- [Problem description] Copy out all of the entries, keeping every word the same.

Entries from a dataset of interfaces
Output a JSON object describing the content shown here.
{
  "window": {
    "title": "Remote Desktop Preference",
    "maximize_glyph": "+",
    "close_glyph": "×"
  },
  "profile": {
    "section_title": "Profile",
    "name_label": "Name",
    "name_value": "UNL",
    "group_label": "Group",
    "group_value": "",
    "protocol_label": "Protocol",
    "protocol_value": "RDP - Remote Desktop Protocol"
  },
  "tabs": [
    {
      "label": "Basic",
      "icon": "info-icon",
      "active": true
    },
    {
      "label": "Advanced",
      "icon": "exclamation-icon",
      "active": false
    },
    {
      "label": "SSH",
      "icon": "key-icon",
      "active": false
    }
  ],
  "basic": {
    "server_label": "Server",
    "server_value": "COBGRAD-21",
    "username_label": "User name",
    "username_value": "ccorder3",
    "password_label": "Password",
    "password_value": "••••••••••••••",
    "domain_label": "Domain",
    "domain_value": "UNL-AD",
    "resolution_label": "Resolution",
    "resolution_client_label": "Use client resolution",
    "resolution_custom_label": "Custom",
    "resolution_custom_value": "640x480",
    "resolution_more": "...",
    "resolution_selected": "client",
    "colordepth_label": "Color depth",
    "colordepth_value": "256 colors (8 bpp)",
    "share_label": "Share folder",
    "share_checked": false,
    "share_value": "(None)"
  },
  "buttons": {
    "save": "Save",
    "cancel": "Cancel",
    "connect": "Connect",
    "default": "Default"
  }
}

- [Task response]
Output a JSON object describing the content shown here.
{
  "window": {
    "title": "Remote Desktop Preference",
    "maximize_glyph": "+",
    "close_glyph": "×"
  },
  "profile": {
    "section_title": "Profile",
    "name_label": "Name",
    "name_value": "UNL",
    "group_label": "Group",
    "group_value": "",
    "protocol_label": "Protocol",
    "protocol_value": "RDP - Remote Desktop Protocol"
  },
  "tabs": [
    {
      "label": "Basic",
      "icon": "info-icon",
      "active": true
    },
    {
      "label": "Advanced",
      "icon": "exclamation-icon",
      "active": false
    },
    {
      "label": "SSH",
      "icon": "key-icon",
      "active": false
    }
  ],
  "basic": {
    "server_label": "Server",
    "server_value": "COBGRAD-21",
    "username_label": "User name",
    "username_value": "ccorder3",
    "password_label": "Password",
    "password_value": "••••••••••••••",
    "domain_label": "Domain",
    "domain_value": "UNL-AD",
    "resolution_label": "Resolution",
    "resolution_client_label": "Use client resolution",
    "resolution_custom_label": "Custom",
    "resolution_custom_value": "640x480",
    "resolution_more": "...",
    "resolution_selected": "client",
    "colordepth_label": "Color depth",
    "colordepth_value": "256 colors (8 bpp)",
    "share_label": "Share folder",
    "share_checked": false,
    "share_value": "(None)"
  },
  "buttons": {
    "save": "Save",
    "cancel": "Cancel",
    "connect": "Connect",
    "default": "Default"
  }
}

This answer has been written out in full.